Applied to our careers, we might think about adaptation and evolution as embracing change and pursuing continuous learning and development. In this realm, the imperative to evolve comes not from aspirational pursuits, such as a promotion, but from the need to continue providing value in an environment where even running our fastest as per the Red Queen effect might not be enough.
Adaptation. Continuous learning. Development. Embracing change. Providing value.
Given that change can affect a writer’s sense of value and belonging, why is it that so many of us are resistant to the community’s natural flow of evolution and are content to run with the Red Queen?
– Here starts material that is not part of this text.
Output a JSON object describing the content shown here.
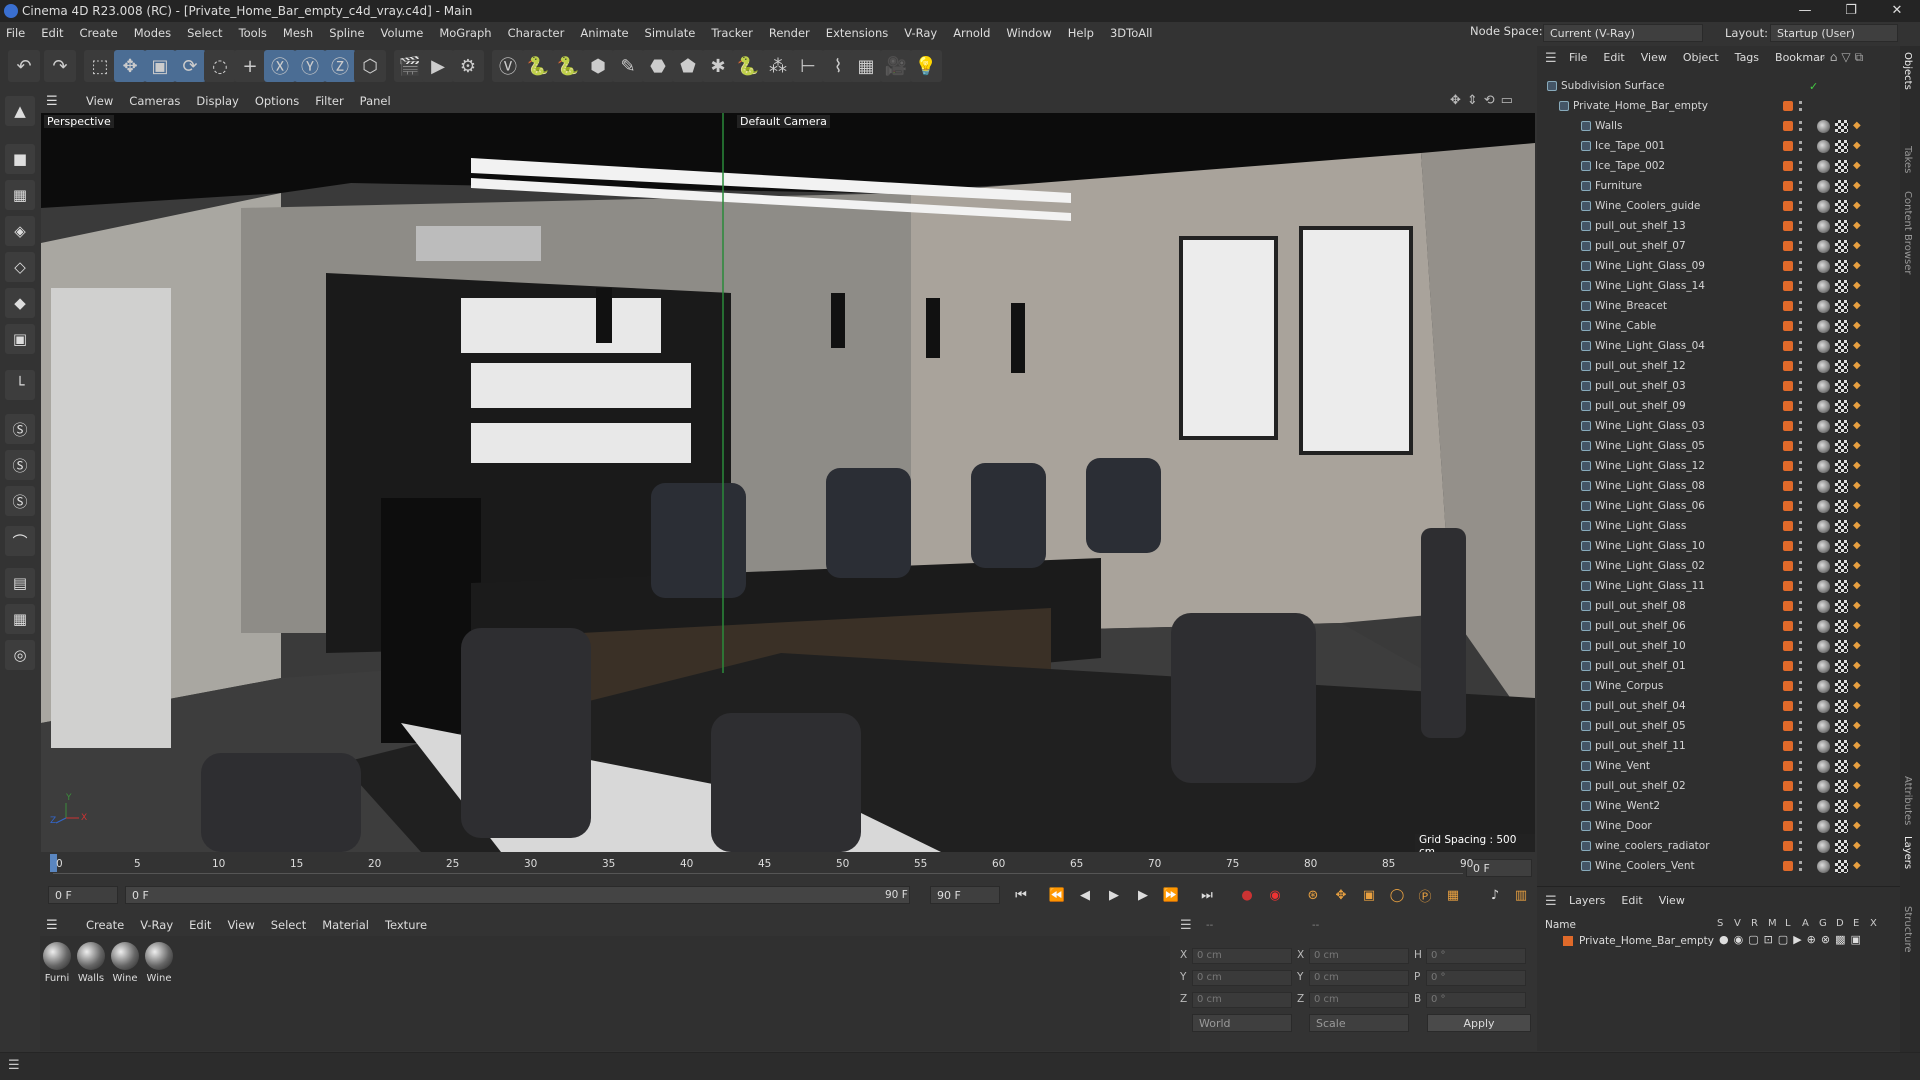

Maybe these bullet points from the Journal of Applied Psychology sum it up:
- Reluctance to lose control.
- Unwillingness to think differently.
- Lack of psychological resilience when coping with change.
- Intolerance of the adjustment period involved in change.
- Tendency to perform poorly outside familiar framework.
- Reluctance to give up old habits.
Now, I admit to being an old dog trying to learn new tricks. But I also plead (somewhat) guilty to all the above. What’s really driving me forward, though, is the concept of value. Creating something from nothing and repeating as necessary.
I look at writing and publishing evolution not as a linear process but rather as a dynamic and ongoing race. It’s like an infinite game that never ends and whose purpose isn’t to win, but to keep playing as long as possible. The key to surviving in this game is proactive evolution where you anticipate future changes to fundamentally transform your products and/or strategy before you’re forced to do so. And by doing so, you don’t just survive—you also benefit from it.
So, all this “Blah” is fine and dandy. The question is how to beat the Red Queen. Here are some practical Queen-beating tips I sourced.
Continuous Learning — Committing to life-long learning is essential to staying ahead of the Red Queen. Fortunately for writers, there’s a pleasantly overwhelming amount of material to learn from.
Adaptability — The Red Queen effect highlights adapting to perpetual change. It’s the core survival principle in the evolution of every species, including the writer.
Persistent Practice — Developing routines, setting goals, and meeting deadlines are part of the business. Missing these is a sure sign of falling behind the Red Queen.
Networking and Collaboration — The saying “we’re all in this together” definitely applies to writers. The Kill Zone is a good example of collaboration and networking where we regularly discuss changes and advances in the writing world.
Embracing Feedback and Criticism — Can anyone say “Arc” and “Beta”? Ask these guys how you can better your work and stay ahead of the Queen.
Resilience and Perseverance — This isn’t a sprint. It’s a marathon. Pace yourself, accordingly, but do not get behind the Red Queen.
Embrace Technology — This part of the game is moving faster than the sum of all the parts. And it shows no sign of slowing down.
Personal Brand — There’s a lot of misconception about what a “brand” really is. I think it’s simply how others see you and, in this race, it’s critical to be seen.
Innovation and Experimentation — Have some fun during your evolution. Try new things. Explore other writing forms and see what you can work into your WIF (Work In Future)
Standing Out — Do you know how Alice beat the Red Queen? She teamed up with the Queen and used the combined momentum to push ahead. Alice made up her mind—took the mindset—to stand out. And she won.
Kill Zoners: Where do you run in the race with the Red Queen? Please share some thoughts and some tips! BTW, what changes in writing and publishing do you foresee on the horizon?